◆ DIRECTIONS:
Extract all data as written.
----------
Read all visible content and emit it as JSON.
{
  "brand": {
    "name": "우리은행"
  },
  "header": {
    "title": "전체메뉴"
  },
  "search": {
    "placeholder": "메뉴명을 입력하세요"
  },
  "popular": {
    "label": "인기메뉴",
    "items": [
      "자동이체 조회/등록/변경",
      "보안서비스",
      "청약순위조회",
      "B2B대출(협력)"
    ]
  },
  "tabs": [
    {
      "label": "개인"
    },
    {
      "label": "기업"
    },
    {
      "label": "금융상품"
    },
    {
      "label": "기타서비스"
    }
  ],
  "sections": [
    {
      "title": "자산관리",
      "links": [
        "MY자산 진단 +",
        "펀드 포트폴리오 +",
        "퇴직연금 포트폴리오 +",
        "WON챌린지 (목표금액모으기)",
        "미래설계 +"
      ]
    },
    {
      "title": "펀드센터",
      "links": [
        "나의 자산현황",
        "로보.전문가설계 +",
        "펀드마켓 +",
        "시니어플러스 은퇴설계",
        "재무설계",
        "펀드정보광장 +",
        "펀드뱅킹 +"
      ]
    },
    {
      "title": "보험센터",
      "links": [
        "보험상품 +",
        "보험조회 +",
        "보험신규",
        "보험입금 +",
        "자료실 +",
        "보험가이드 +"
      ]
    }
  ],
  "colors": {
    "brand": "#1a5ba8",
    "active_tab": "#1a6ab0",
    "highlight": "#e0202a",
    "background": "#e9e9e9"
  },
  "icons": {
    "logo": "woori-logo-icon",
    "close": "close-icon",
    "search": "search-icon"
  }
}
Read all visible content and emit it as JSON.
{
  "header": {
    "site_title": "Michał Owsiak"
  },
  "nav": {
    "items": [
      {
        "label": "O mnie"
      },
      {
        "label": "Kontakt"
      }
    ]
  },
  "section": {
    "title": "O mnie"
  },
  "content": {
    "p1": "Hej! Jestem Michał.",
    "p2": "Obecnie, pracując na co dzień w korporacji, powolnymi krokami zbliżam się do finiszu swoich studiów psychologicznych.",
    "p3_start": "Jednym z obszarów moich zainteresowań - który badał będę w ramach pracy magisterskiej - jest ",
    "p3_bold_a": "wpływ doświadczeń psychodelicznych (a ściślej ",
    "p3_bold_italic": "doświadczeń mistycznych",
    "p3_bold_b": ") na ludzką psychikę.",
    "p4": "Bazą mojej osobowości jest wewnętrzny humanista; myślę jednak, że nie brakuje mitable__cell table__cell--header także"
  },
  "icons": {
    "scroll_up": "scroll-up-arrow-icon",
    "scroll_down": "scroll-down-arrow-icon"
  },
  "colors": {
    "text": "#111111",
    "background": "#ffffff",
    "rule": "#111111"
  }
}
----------
◆ TASK RESPONSE:
Read all visible content and emit it as JSON.
{
  "brand": {
    "name": "우리은행"
  },
  "header": {
    "title": "전체메뉴"
  },
  "search": {
    "placeholder": "메뉴명을 입력하세요"
  },
  "popular": {
    "label": "인기메뉴",
    "items": [
      "자동이체 조회/등록/변경",
      "보안서비스",
      "청약순위조회",
      "B2B대출(협력)"
    ]
  },
  "tabs": [
    {
      "label": "개인"
    },
    {
      "label": "기업"
    },
    {
      "label": "금융상품"
    },
    {
      "label": "기타서비스"
    }
  ],
  "sections": [
    {
      "title": "자산관리",
      "links": [
        "MY자산 진단 +",
        "펀드 포트폴리오 +",
        "퇴직연금 포트폴리오 +",
        "WON챌린지 (목표금액모으기)",
        "미래설계 +"
      ]
    },
    {
      "title": "펀드센터",
      "links": [
        "나의 자산현황",
        "로보.전문가설계 +",
        "펀드마켓 +",
        "시니어플러스 은퇴설계",
        "재무설계",
        "펀드정보광장 +",
        "펀드뱅킹 +"
      ]
    },
    {
      "title": "보험센터",
      "links": [
        "보험상품 +",
        "보험조회 +",
        "보험신규",
        "보험입금 +",
        "자료실 +",
        "보험가이드 +"
      ]
    }
  ],
  "colors": {
    "brand": "#1a5ba8",
    "active_tab": "#1a6ab0",
    "highlight": "#e0202a",
    "background": "#e9e9e9"
  },
  "icons": {
    "logo": "woori-logo-icon",
    "close": "close-icon",
    "search": "search-icon"
  }
}
Read all visible content and emit it as JSON.
{
  "header": {
    "site_title": "Michał Owsiak"
  },
  "nav": {
    "items": [
      {
        "label": "O mnie"
      },
      {
        "label": "Kontakt"
      }
    ]
  },
  "section": {
    "title": "O mnie"
  },
  "content": {
    "p1": "Hej! Jestem Michał.",
    "p2": "Obecnie, pracując na co dzień w korporacji, powolnymi krokami zbliżam się do finiszu swoich studiów psychologicznych.",
    "p3_start": "Jednym z obszarów moich zainteresowań - który badał będę w ramach pracy magisterskiej - jest ",
    "p3_bold_a": "wpływ doświadczeń psychodelicznych (a ściślej ",
    "p3_bold_italic": "doświadczeń mistycznych",
    "p3_bold_b": ") na ludzką psychikę.",
    "p4": "Bazą mojej osobowości jest wewnętrzny humanista; myślę jednak, że nie brakuje mitable__cell table__cell--header także"
  },
  "icons": {
    "scroll_up": "scroll-up-arrow-icon",
    "scroll_down": "scroll-down-arrow-icon"
  },
  "colors": {
    "text": "#111111",
    "background": "#ffffff",
    "rule": "#111111"
  }
}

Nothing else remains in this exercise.